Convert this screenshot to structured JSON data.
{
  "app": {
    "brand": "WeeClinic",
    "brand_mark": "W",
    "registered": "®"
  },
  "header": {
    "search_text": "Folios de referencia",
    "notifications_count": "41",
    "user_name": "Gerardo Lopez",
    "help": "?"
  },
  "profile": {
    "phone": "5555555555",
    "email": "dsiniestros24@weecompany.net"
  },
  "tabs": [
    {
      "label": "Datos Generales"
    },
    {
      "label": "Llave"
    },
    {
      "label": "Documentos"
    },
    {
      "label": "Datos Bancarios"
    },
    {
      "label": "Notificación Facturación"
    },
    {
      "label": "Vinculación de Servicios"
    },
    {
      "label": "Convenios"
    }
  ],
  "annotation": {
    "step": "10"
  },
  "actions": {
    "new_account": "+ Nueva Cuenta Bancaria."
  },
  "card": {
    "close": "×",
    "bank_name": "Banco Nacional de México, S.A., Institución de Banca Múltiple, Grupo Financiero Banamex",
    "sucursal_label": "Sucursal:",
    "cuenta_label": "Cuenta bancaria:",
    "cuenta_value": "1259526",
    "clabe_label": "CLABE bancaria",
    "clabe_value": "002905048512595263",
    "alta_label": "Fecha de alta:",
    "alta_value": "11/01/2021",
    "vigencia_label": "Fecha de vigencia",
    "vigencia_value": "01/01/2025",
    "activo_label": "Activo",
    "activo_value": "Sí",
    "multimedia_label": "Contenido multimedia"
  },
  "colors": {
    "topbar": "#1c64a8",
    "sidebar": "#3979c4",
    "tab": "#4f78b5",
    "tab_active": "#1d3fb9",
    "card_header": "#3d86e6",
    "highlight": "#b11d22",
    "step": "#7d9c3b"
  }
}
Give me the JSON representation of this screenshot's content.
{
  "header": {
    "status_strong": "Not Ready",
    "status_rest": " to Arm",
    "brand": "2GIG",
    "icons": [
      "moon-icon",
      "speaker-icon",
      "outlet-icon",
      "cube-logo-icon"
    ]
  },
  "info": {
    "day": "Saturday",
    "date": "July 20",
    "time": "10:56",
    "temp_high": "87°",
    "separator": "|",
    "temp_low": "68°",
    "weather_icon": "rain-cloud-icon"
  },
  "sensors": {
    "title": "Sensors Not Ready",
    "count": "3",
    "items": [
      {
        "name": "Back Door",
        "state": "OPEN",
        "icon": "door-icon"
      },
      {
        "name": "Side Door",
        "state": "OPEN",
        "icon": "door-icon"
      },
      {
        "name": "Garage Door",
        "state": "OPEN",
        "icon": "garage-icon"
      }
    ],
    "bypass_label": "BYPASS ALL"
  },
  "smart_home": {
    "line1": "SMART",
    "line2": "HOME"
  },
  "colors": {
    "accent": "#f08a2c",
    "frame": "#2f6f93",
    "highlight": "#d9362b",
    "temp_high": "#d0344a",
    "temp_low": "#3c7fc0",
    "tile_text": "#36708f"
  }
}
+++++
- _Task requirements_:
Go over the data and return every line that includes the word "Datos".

- _Solution to this exercise_:
      "label": "Datos Generales"
      "label": "Datos Bancarios"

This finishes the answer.